Since we cannot change reality, let us change the eyes which see reality. So said Nikos Kazantzakis, author of Zorba the Greek.
We’re working (some of us, to be precise) to change our present reality to something close to our past reality. I am hopeful we will eventually get beyond the know-nothings and the do-nothings.
But as of the moment, we’re not yet out of the woods.
Or to be more precise, in our case, seven or so months into this pandemic we’re not yet into the city or out on the open ocean.
We live along the water and Boston is still something close to a ghost town; the morning after a zombie apocalypse with just a handful of (mostly) masked people scurrying about. On my early-morning power walks there are days when I am the only one crossing the street in Downtown Crossing and Boston Common is rarely shared.
The Black Falcon cruise terminal in Boston has not had a cruise ship make a call since late in 2019 and probably will go this entire year without a visit. Across the harbor Logan International Airport is open but nearly empty, with a nearly total stoppage to international flights and a minimal amount of domestic traffic.
I am sure there are still places worthy of a photograph and I am always ready, but I have mostly been working on developing my editing skills and thinking about new ways to see old places.
One more quote, from the visionary cynic Mark Twain: You can’t depend on your eyes when your imagination is out of focus.
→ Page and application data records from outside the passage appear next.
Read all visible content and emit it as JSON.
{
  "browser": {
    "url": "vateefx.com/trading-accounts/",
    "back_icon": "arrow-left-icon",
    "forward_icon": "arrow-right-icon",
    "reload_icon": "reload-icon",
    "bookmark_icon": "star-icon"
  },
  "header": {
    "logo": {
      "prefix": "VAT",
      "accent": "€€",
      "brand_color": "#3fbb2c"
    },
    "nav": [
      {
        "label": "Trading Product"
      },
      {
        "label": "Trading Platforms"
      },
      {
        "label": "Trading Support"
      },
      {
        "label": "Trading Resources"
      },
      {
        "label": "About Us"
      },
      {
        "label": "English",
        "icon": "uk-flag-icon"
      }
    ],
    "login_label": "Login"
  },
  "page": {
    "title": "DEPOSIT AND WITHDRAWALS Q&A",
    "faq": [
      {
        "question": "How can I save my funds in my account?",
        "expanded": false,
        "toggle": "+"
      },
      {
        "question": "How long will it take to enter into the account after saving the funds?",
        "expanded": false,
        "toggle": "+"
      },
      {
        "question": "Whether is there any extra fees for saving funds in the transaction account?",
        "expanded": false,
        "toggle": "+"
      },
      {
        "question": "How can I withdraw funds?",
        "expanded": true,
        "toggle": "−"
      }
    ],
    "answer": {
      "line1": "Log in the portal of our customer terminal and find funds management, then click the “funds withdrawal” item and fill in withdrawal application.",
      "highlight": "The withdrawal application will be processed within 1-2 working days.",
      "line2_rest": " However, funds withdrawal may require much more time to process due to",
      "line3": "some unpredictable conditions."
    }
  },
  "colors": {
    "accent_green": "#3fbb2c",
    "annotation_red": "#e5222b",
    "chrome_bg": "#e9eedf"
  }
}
In that spirit, here are some photos from my collection that I have revisited with new eyes and a refocused imagination.